Problem description
The word to look for is "portcullis". Report every line of the entries below that has it.

Extracted entries

# # # # #

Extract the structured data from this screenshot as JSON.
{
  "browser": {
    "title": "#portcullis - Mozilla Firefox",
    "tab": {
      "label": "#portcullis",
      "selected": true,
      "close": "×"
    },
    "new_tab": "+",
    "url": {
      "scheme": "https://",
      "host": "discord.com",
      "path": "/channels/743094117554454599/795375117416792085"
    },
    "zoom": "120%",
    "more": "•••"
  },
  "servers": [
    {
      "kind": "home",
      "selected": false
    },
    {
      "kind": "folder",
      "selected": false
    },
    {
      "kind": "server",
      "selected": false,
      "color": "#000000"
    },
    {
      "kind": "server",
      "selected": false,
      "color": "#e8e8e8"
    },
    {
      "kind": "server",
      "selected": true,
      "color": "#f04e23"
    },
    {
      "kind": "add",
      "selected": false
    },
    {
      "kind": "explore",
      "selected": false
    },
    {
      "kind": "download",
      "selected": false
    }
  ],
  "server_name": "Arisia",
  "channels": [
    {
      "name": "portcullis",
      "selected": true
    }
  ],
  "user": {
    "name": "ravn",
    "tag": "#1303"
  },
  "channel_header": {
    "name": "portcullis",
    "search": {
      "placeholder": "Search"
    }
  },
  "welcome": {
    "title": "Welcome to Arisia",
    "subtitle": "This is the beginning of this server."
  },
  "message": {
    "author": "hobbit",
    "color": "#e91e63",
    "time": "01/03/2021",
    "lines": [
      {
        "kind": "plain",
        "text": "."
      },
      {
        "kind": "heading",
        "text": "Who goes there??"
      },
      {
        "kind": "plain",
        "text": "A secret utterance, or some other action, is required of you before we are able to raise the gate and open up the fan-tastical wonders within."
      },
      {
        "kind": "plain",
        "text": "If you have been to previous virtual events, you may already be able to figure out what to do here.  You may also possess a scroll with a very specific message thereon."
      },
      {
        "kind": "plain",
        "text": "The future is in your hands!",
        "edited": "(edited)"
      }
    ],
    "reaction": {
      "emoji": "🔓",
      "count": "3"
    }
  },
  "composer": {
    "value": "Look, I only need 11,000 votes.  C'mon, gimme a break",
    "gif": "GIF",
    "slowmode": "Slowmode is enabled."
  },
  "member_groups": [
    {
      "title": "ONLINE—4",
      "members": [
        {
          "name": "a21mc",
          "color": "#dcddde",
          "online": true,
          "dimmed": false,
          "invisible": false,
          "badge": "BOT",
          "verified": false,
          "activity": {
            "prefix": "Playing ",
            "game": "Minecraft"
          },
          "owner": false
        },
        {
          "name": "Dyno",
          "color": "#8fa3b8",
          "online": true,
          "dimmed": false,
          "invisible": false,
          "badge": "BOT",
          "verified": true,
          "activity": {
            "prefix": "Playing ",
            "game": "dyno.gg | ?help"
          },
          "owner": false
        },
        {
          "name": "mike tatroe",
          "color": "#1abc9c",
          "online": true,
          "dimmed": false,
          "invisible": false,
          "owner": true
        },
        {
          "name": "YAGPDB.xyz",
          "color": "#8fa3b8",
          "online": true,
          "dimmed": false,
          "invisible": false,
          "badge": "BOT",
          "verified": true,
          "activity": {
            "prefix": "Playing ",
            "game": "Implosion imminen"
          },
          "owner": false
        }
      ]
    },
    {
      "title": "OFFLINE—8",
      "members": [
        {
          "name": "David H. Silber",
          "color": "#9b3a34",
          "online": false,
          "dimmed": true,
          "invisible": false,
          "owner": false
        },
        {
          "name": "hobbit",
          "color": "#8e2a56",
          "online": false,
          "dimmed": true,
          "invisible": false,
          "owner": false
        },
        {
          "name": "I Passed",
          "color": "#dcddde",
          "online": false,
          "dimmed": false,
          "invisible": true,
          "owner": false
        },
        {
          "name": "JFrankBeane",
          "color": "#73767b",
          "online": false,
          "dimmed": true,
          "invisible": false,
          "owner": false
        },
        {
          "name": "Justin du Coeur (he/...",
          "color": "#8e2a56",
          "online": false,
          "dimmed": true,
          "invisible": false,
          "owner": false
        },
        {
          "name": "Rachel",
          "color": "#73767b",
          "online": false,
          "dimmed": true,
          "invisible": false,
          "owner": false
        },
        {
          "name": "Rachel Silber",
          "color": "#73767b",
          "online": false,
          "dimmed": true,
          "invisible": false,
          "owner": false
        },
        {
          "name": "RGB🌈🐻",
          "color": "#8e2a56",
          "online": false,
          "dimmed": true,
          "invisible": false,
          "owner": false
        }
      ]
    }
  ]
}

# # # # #

Response area
    "title": "#portcullis - Mozilla Firefox",
      "label": "#portcullis",
      "name": "portcullis",
    "name": "portcullis",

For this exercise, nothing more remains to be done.